The people having been baptized, Jesus came also, and was baptized by John. And as he came out of the water the heavens opened, and he saw the Holy Spirit descending under the form of a dove, and entering into him. And a voice was heard from heaven: “Thou art my beloved Son, and in thee am I well pleased. And again: “This day have I begotten thee.” And suddenly shone a great light in that place. And John seeing him, said, “Who art thou, Lord?” Then a voice was heard from heaven: “This is my beloved Son, in whom I am well pleased.” Thereat John fell at his feet and said: “I pray thee, Lord, baptize me.” But he would not, saying “Suffer it, for so it behoveth that all should be accomplished.”

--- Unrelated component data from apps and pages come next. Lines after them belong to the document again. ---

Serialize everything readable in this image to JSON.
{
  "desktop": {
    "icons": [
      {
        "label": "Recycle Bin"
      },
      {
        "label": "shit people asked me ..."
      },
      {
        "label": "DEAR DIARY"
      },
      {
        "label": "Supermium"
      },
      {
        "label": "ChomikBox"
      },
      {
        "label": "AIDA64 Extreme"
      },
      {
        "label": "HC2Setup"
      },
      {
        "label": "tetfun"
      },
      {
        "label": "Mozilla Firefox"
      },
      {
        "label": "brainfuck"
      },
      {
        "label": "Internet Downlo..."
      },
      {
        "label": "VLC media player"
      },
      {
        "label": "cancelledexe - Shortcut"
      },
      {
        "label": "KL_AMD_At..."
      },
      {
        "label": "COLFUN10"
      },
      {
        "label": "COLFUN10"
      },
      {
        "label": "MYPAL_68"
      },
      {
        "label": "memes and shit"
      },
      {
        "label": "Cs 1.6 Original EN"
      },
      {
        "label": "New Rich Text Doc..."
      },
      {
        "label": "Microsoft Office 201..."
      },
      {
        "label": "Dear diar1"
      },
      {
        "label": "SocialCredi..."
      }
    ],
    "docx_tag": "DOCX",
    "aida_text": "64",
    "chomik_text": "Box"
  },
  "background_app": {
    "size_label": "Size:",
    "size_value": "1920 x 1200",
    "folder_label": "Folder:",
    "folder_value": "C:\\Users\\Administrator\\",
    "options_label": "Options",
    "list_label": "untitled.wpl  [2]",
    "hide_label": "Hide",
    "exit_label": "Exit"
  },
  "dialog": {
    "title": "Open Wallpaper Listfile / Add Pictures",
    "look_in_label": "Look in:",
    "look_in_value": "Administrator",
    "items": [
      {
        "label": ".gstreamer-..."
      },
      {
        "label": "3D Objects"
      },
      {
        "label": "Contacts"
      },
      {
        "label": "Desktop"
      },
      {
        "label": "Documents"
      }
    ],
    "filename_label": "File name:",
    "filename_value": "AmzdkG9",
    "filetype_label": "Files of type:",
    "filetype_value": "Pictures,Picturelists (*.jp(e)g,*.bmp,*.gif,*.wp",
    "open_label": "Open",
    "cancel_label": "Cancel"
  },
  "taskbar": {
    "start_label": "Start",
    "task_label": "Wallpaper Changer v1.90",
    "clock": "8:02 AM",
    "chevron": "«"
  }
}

[Matthew said] “And there was a man named Jesus, and he was about thirty years old; he has chosen us. And He came into Capernaum and entered into the house of Simon, surnamed Peter, and He opened His mouth and said, ‘As I walked by the sea of Tiberias, I chose John and James, the sons of Zebedee, and Simon and Andrew and Thaddaeus and Simon Zelotes, and Judas Isariot; thee also, Matthew, when thou wast sitting at the receipt of custom, did I call and thou didst follow me. According to my intention ye shall be twelve apostles for a testimony unto Israel.’
[Jesus was told] “Behold thy mother and thy brethren stand without.”
[He said] “Who is my mother and who are my brethren?” And He stretched forth His hand toward His disciples and said: “These are my brethren and my mother and sisters, which do the will of my Father.”
[Jesus said] “I am come to abolish the sacrifices: if ye cease not from sacrificing, the wrath (of God) will not cease from weighing upon you.”
[The disiples said,] “Where wilt Thou that we prepare for Thee to eat the Passover?” To which He replied: “I have no desire to eat the flesh of this Paschal Lamb with you.”
All translations are from Bernhard Pick, Paralipomena: Remains of Gospels and Sayings of Christ(Chicago, 1908), pp. 16-18. The sequence of fragments here follows Wilhelm Schneemelcher, New Testament Apocrypha, revised edition (Westminster, 1991) volume 1, pp. 169-170. Pick’s arrangement is virtually identical.
~ Peace be with you